More than 15-hundred years after his death, he is still one of the most popular saints in history, especially in Ireland. Every year on March 17, the Irish and the Irish-at-heart across the globe observe St. Patrick’s Day. What began as a religious feast day for the patron saint of Ireland has become an international festival celebrating Irish culture with parades, dancing, special foods and a whole lot of green.

St. Patrick

Six Saint Patrick Day Facts

  1. Although the year of his death is still debated, St. Patrick is thought to have died on March 17th around 460.
  2. Born in England, captured by Irish raiders and taken as a slave at the age of about 16.
  3. While he worked as a shepherd in the fields of Ireland, he prayed every day and his faith grew.
  4. In his early twenties he escaped and returned home where he studied for the priesthood and eventually became a bishop… back in Northern Ireland.
  5. Legend has it that he drove all the snakes off the island. He also taught the Irish the concept of the Trinity, using the 3-leaved clover to demonstrate three divine persons in one God.
  6. He is celebrated next Monday, March 17 with green beer and hallmark cards, but his real life was a model for Christianity in 5th century Great Britain

This article was written by ricardocobos

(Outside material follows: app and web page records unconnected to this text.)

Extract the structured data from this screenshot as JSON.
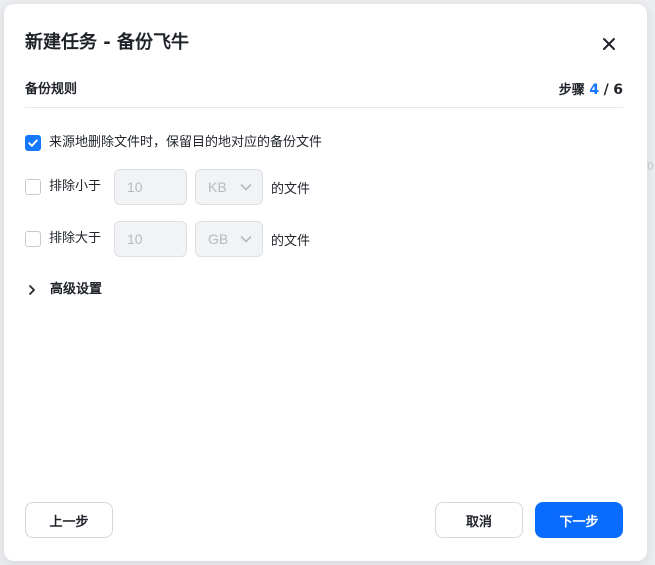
{
  "dialog": {
    "title": "新建任务 - 备份飞牛",
    "section_title": "备份规则",
    "step": {
      "label": "步骤",
      "current": "4",
      "separator": "/",
      "total": "6"
    }
  },
  "rules": {
    "keep_deleted": {
      "label": "来源地删除文件时，保留目的地对应的备份文件",
      "checked": true
    },
    "exclude_smaller": {
      "label": "排除小于",
      "checked": false,
      "value": "10",
      "unit": "KB",
      "suffix": "的文件"
    },
    "exclude_larger": {
      "label": "排除大于",
      "checked": false,
      "value": "10",
      "unit": "GB",
      "suffix": "的文件"
    }
  },
  "advanced": {
    "label": "高级设置"
  },
  "footer": {
    "prev_label": "上一步",
    "cancel_label": "取消",
    "next_label": "下一步"
  },
  "colors": {
    "accent": "#0a6cff",
    "step_current": "#1677ff",
    "text": "#1f2329"
  },
  "icons": {
    "close": "close-icon",
    "check": "check-icon",
    "chevron_down": "chevron-down-icon",
    "chevron_right": "chevron-right-icon"
  }
}
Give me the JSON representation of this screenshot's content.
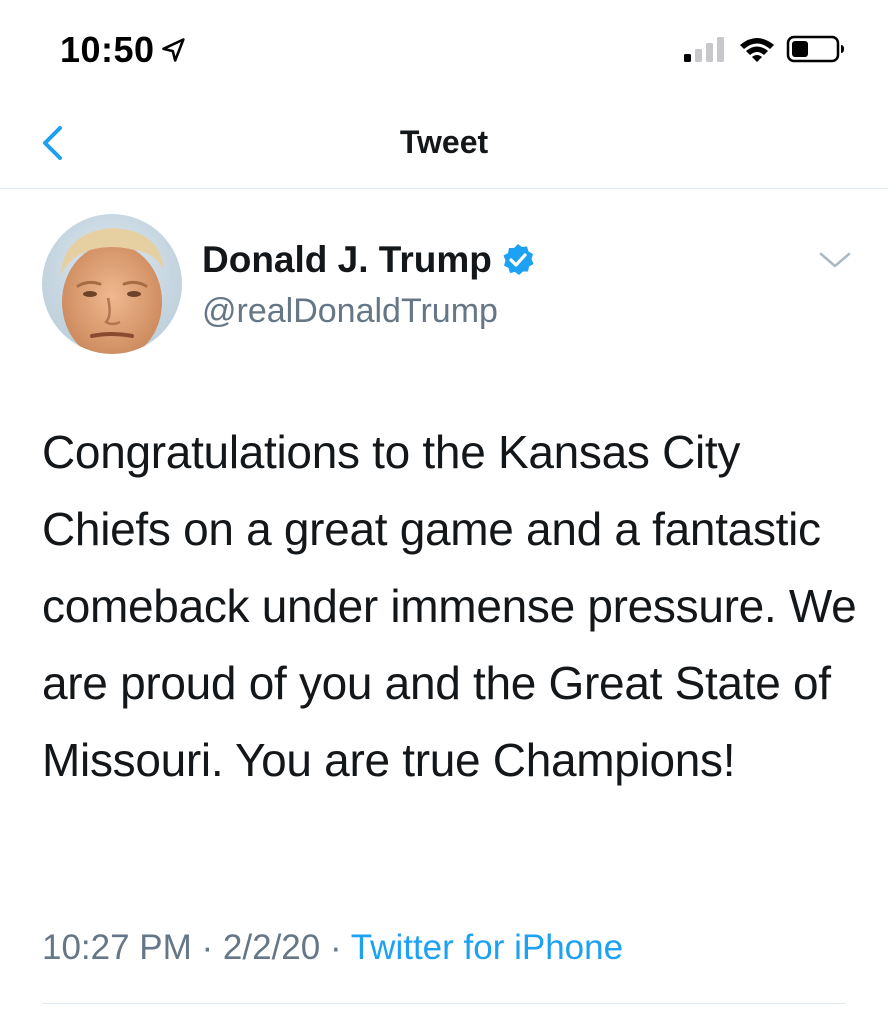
{
  "status_bar": {
    "time": "10:50",
    "location_icon": "location-arrow-icon",
    "signal_icon": "cellular-signal-icon",
    "wifi_icon": "wifi-icon",
    "battery_icon": "battery-icon"
  },
  "header": {
    "back_icon": "chevron-left-icon",
    "title": "Tweet"
  },
  "tweet": {
    "author_name": "Donald J. Trump",
    "verified": true,
    "handle": "@realDonaldTrump",
    "text": "Congratulations to the Kansas City Chiefs on a great game and a fantastic comeback under immense pressure. We are proud of you and the Great State of Missouri. You are true Champions!",
    "time": "10:27 PM",
    "separator": " · ",
    "date": "2/2/20",
    "source": "Twitter for iPhone"
  },
  "colors": {
    "accent": "#1da1f2",
    "secondary_text": "#657786",
    "primary_text": "#14171a",
    "divider": "#e1e8ed"
  }
}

Since relocating from Northern Michigan in 2007 I have lived in Garner (27529) with my wife Melanie and our four children. I am a local market expert in southern Wake County in the following communities: Garner (27529), Fuquay-Varina (27526), Holly-Springs (27540), Apex (27502), and Raleigh (27603) which spans from downtown Raleigh to Willow Spring including Lake Wheeler. Call or email me, I’m here to help! Ricardo Cobos (919) 526-0183